Thanks guys, It was a good trip.

bd3/Donna. There are four ways to get food down there.

1) bring your own. This is the best option if you are camping, and a good option for all until the cafe opens.

2) buy it from the store at inflated prices- There were both canned and frozen options- but then you do need a way to heat it up

3) eat at Sinyellas ( a small house the very first building when approaching the village) and not open all day. This is a combination store-hamburger stand. Very nice gentleman and his wife running it out of what I suspect is their home.

4) at the cafe across from the store. This is currently closed with no opening date except "maybe June".

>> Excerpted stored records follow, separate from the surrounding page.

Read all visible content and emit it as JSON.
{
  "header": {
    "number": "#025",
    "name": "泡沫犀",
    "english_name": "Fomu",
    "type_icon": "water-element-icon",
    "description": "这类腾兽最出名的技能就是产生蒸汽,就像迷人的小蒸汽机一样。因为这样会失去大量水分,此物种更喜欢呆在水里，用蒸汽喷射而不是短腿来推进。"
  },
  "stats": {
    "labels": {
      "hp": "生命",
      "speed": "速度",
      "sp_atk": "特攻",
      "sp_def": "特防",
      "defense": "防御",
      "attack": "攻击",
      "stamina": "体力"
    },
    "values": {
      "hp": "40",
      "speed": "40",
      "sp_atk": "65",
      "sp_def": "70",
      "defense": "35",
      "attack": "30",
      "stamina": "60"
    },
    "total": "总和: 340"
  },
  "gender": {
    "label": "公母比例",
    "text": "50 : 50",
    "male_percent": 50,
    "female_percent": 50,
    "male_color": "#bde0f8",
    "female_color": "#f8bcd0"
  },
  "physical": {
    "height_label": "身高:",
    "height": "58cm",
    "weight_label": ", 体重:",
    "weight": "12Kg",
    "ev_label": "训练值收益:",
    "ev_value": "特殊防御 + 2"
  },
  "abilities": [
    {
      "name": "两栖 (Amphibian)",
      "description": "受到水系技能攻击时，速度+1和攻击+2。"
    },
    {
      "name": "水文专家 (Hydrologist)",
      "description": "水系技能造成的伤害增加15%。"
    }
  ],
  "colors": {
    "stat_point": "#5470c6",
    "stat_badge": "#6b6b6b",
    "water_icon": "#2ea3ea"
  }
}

We did a combination of the first three. We did bring in our portable cooktop so we could heat up some canned foods. We used it to cook the hotdogs we bought at the store. The lodge had a microwave in the lobby for guests and it looked like coffee as well, but they closed at 5pm. We also got some small items at Sinyellas. Until the cafe is open the options for eating are pretty limited so you do need to plan ahead and bring in what you can live on while there. As one woman said when I asked if they had been busy that week, "No, everyone cancelled when they found out the cafe was closed. You'd think they could rough it for a few days." Roughing it for us was definitely part of the experience.